WORK REQUIRED:
Search the entries below for the string "워크시트의" and copy the lines that hold it.

------------------------------------------------

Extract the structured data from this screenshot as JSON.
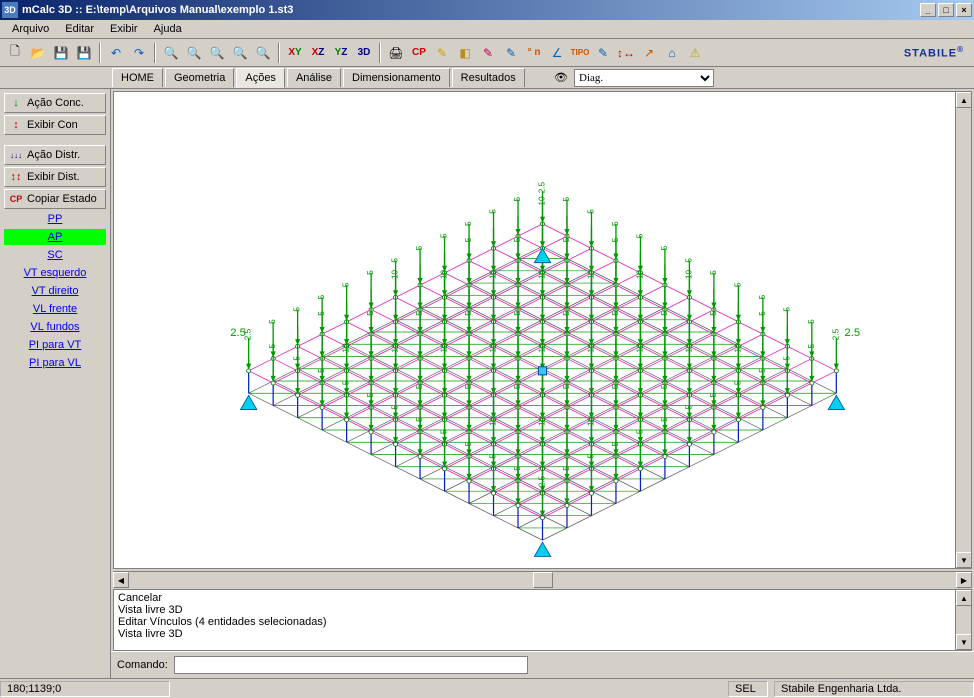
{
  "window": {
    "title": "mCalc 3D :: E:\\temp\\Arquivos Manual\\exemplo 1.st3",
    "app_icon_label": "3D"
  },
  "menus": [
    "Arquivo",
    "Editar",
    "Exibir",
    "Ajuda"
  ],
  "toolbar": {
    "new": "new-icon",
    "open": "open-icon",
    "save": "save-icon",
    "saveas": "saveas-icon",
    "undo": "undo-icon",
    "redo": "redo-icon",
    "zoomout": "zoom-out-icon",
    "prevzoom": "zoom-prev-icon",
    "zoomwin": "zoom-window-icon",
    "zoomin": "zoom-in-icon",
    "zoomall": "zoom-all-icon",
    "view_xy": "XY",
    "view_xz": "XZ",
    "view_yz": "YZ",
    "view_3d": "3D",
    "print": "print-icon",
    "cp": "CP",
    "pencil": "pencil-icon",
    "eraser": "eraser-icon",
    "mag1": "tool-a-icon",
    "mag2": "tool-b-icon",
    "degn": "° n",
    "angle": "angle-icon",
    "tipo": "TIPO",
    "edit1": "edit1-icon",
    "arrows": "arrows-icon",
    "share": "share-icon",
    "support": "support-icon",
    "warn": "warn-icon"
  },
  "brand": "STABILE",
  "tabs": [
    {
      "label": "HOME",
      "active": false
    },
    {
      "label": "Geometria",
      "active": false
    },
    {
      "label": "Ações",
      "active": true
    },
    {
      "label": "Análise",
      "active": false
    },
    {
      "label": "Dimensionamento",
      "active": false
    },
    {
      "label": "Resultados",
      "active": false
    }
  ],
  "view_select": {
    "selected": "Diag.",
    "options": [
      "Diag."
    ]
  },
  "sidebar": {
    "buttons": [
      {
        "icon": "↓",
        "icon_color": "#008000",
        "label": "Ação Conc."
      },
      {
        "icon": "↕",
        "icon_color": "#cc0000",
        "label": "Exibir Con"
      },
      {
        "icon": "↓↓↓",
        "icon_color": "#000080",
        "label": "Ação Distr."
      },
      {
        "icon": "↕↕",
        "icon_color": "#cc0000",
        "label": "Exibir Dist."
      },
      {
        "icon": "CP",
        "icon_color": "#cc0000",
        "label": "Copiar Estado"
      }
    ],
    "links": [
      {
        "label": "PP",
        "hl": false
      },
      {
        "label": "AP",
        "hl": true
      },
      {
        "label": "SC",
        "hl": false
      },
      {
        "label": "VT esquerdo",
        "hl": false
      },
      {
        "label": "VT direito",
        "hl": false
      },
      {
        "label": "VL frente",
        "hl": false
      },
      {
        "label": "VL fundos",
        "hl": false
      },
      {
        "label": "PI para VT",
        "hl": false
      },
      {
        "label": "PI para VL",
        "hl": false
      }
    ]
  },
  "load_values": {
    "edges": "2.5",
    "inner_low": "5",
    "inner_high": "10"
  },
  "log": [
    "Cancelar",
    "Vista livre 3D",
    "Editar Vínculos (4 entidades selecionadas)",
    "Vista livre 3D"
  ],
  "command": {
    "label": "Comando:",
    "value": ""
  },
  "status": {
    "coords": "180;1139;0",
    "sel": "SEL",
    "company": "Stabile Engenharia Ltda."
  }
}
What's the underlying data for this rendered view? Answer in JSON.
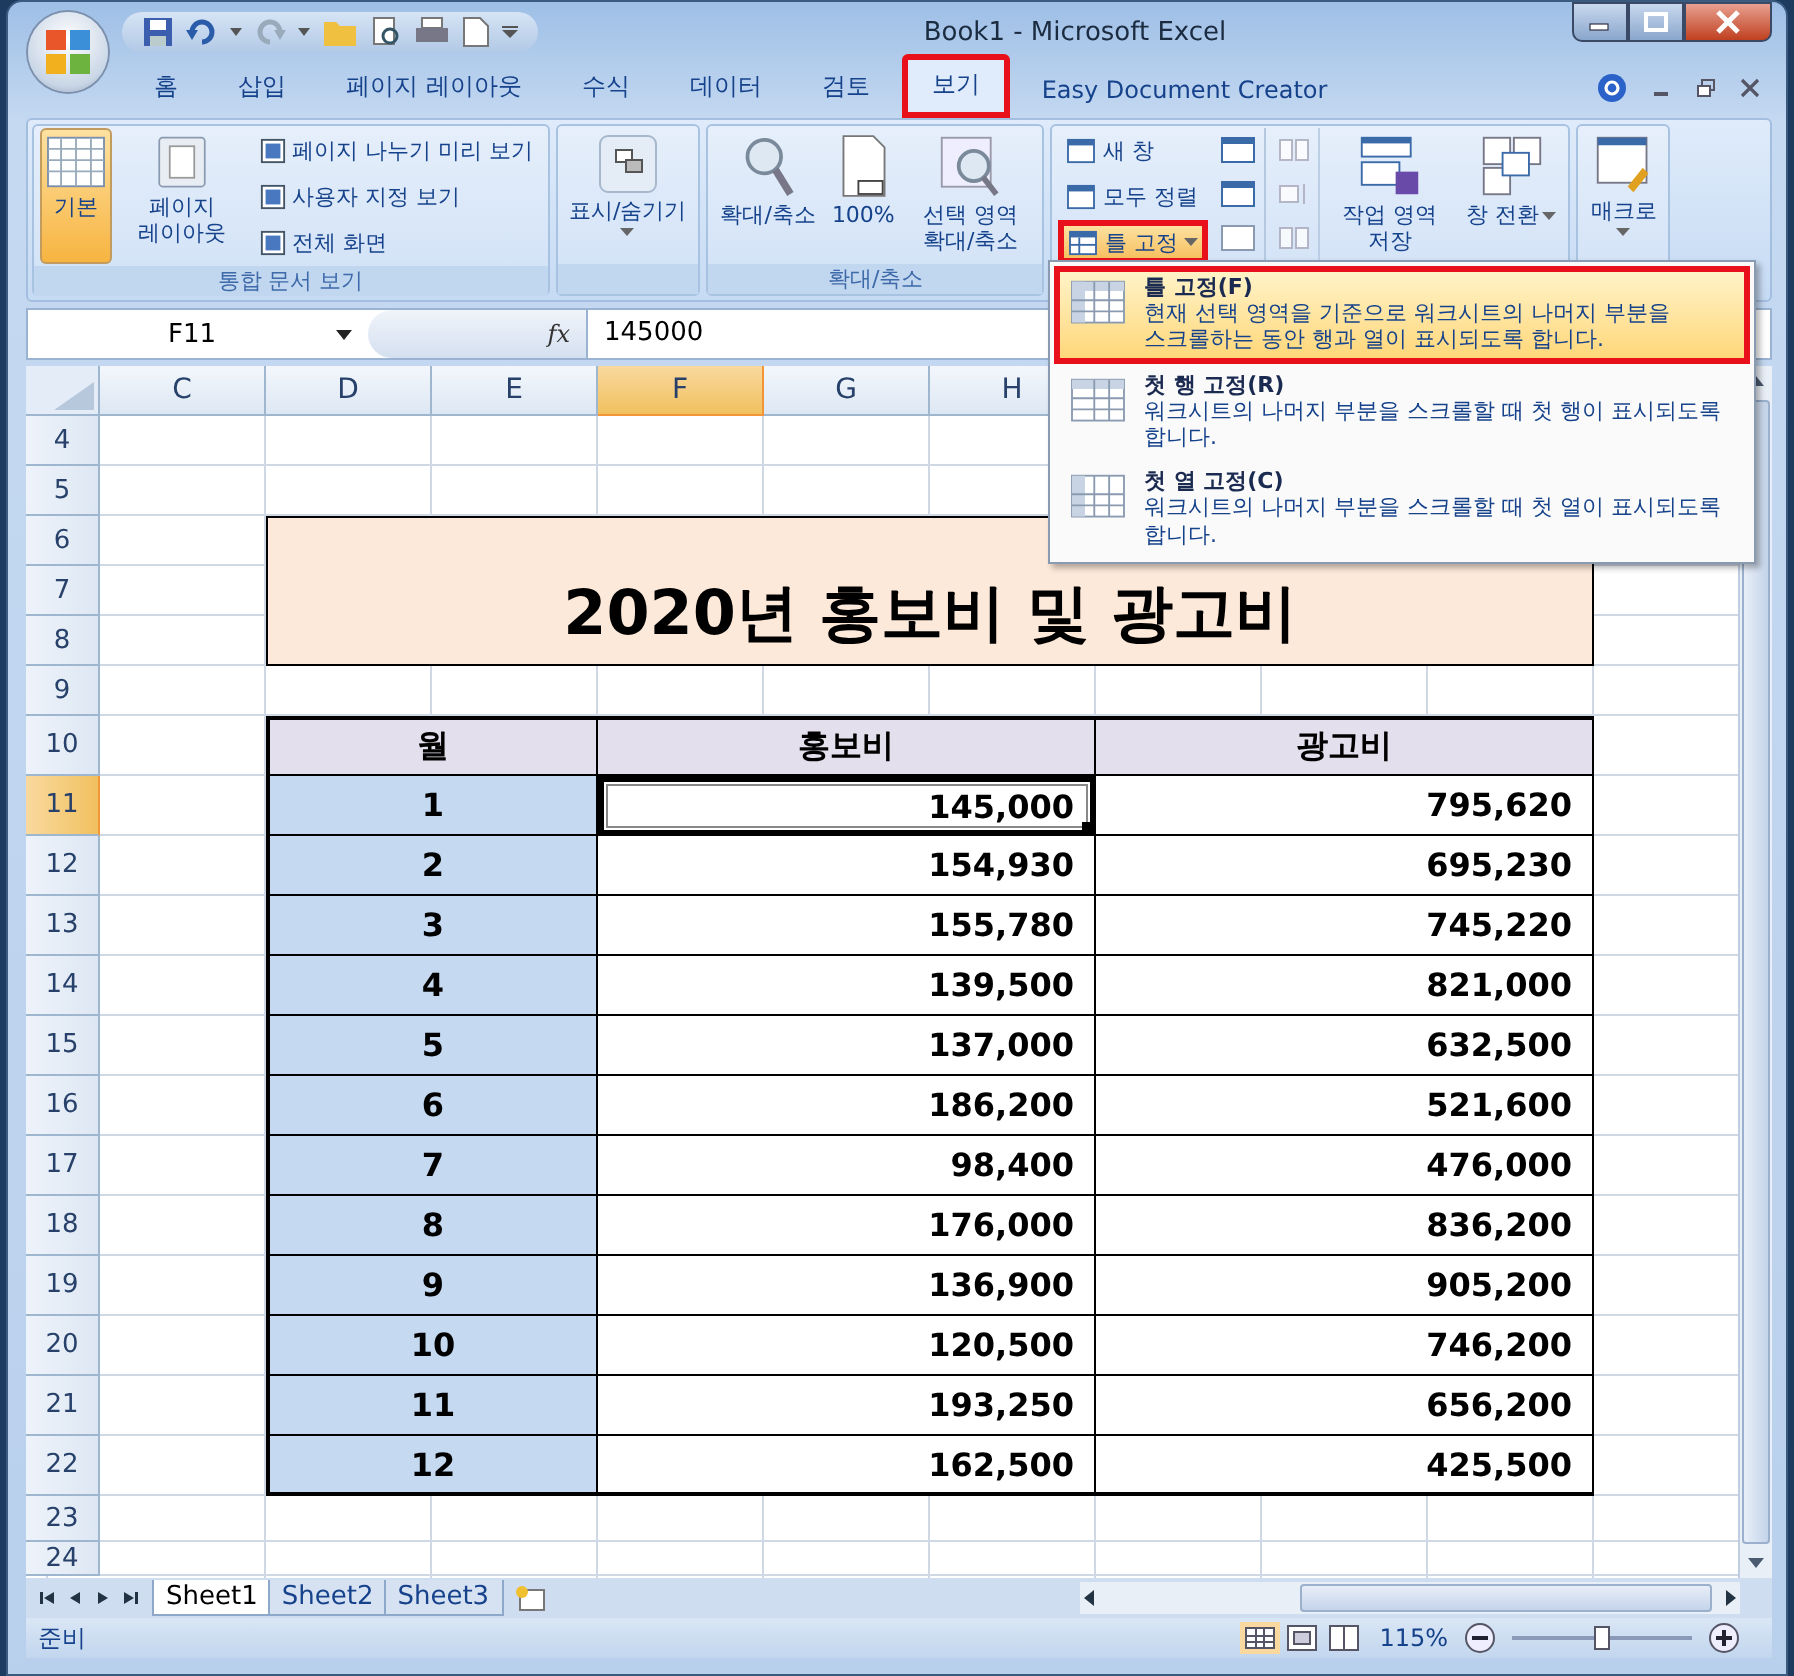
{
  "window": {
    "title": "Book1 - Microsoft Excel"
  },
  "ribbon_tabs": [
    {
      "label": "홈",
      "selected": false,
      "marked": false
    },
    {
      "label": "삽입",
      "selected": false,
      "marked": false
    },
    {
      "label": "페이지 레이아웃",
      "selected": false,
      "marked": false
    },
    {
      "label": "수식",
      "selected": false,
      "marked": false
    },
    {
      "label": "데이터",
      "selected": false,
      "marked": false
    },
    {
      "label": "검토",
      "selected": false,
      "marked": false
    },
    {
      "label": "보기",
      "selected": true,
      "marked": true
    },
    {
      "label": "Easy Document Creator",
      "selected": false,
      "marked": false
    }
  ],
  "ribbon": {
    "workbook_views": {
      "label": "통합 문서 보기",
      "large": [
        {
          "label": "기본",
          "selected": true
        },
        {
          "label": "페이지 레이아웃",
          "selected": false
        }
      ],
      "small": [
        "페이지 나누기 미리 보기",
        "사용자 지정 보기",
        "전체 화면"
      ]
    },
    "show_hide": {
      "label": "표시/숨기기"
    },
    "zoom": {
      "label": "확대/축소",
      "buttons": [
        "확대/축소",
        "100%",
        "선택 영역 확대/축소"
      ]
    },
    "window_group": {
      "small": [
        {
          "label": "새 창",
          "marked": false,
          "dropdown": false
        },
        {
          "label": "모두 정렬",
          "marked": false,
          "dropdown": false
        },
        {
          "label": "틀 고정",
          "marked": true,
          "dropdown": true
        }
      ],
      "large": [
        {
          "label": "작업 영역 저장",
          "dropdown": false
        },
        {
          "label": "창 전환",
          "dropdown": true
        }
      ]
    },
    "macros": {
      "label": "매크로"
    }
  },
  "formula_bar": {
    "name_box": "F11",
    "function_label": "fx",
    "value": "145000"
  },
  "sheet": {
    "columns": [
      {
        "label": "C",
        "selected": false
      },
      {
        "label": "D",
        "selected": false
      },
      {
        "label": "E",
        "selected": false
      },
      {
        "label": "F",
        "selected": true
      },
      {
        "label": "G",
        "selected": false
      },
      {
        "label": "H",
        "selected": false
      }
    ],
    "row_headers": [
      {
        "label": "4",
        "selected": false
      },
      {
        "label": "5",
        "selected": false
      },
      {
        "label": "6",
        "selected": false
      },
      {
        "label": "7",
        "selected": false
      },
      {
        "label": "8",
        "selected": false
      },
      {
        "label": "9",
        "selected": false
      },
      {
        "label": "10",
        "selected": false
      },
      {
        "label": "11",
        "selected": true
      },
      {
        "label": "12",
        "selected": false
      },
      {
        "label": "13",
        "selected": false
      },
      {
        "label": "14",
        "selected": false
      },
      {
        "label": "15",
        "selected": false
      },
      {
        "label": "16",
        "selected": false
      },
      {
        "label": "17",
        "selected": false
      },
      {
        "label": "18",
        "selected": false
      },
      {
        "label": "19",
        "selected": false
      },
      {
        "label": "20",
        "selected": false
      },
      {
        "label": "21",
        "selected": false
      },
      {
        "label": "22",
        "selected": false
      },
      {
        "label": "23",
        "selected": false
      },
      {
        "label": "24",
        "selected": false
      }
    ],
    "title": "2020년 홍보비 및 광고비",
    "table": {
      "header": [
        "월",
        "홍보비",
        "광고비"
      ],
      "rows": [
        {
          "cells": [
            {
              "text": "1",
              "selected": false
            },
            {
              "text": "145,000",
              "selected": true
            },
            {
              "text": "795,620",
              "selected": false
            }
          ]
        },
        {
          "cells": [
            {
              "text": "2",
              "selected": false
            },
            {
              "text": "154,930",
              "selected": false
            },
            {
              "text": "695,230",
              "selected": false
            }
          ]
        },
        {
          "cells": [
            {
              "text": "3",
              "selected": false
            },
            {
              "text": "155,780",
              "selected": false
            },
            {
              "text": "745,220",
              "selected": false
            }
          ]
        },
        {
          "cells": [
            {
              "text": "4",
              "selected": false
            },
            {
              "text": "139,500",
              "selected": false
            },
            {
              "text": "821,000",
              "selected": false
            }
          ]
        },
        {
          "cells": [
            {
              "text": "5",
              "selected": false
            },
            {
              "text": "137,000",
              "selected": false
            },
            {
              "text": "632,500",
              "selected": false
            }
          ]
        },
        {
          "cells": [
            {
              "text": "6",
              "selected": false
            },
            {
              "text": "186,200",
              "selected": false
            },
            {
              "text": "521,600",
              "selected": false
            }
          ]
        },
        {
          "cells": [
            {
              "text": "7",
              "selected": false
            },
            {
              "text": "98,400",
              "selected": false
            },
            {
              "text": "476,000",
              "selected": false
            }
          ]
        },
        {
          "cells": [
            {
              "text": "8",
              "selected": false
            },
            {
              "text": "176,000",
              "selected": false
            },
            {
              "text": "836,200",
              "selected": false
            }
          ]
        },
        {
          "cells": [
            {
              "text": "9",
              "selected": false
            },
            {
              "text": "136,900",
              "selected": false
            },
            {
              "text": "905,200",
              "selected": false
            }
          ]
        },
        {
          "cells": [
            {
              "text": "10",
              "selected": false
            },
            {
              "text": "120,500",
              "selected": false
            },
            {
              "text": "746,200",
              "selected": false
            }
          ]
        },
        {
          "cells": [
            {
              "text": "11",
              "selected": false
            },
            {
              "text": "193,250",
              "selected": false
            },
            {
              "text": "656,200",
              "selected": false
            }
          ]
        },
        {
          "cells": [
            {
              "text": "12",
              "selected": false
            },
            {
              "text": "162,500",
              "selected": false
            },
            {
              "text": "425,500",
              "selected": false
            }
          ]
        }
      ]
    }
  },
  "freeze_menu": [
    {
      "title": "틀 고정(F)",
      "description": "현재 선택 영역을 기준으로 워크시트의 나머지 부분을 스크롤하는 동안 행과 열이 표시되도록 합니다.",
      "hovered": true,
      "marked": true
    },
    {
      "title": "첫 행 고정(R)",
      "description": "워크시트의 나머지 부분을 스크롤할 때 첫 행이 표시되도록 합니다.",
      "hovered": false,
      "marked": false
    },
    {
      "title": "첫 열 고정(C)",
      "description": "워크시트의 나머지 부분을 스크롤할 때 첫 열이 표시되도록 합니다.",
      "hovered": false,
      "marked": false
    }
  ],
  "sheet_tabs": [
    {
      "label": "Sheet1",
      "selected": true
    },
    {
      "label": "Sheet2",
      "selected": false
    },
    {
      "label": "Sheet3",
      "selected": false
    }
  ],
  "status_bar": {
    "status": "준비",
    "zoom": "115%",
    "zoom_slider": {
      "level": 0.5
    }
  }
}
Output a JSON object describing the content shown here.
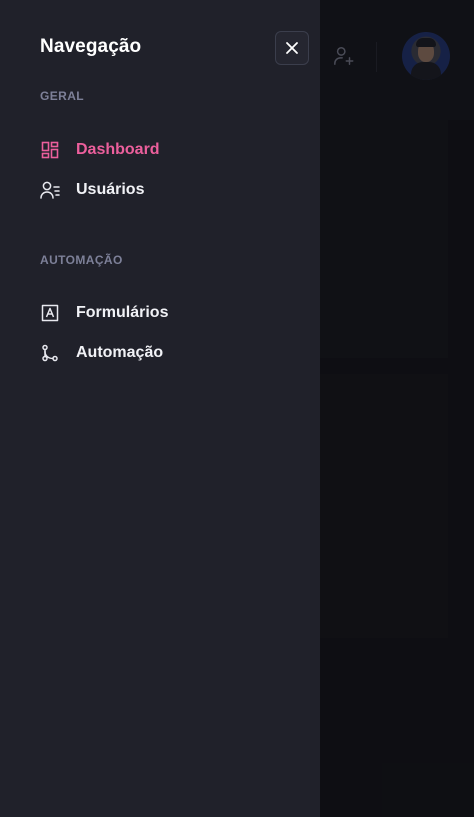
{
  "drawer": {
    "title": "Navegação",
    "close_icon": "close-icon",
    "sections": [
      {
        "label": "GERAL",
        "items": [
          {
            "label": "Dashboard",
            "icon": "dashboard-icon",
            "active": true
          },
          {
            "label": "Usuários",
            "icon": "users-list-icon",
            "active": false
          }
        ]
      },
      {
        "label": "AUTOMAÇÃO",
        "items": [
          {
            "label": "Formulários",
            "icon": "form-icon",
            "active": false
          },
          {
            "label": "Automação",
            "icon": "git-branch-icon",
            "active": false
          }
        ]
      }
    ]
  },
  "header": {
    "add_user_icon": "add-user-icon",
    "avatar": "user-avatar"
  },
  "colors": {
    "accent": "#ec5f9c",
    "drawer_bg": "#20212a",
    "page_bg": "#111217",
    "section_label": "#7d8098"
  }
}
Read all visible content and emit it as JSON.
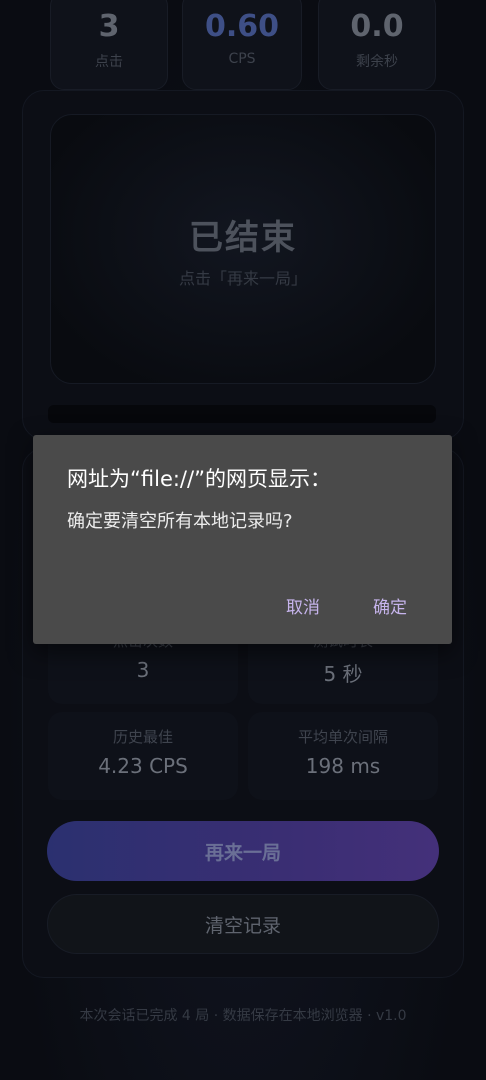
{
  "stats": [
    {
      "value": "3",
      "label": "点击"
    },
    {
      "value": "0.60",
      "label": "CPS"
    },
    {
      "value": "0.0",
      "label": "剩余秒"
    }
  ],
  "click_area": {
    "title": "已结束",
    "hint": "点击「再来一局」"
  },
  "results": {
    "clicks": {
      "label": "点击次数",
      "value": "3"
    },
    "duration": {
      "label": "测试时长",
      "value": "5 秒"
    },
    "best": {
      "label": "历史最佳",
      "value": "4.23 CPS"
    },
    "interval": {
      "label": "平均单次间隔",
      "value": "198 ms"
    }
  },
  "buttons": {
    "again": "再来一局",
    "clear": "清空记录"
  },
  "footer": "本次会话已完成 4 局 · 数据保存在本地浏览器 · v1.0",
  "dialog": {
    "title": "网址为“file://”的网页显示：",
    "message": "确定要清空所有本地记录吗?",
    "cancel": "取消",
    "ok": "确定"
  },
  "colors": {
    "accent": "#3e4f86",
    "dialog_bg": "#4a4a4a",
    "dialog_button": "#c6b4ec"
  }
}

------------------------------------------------

WRITTEN ANSWER:
      "description": "현재 선택 영역을 기준으로 워크시트의 나머지 부분을 스크롤하는 동안 행과 열이 표시되도록 합니다.",
      "description": "워크시트의 나머지 부분을 스크롤할 때 첫 행이 표시되도록 합니다.",
      "description": "워크시트의 나머지 부분을 스크롤할 때 첫 열이 표시되도록 합니다.",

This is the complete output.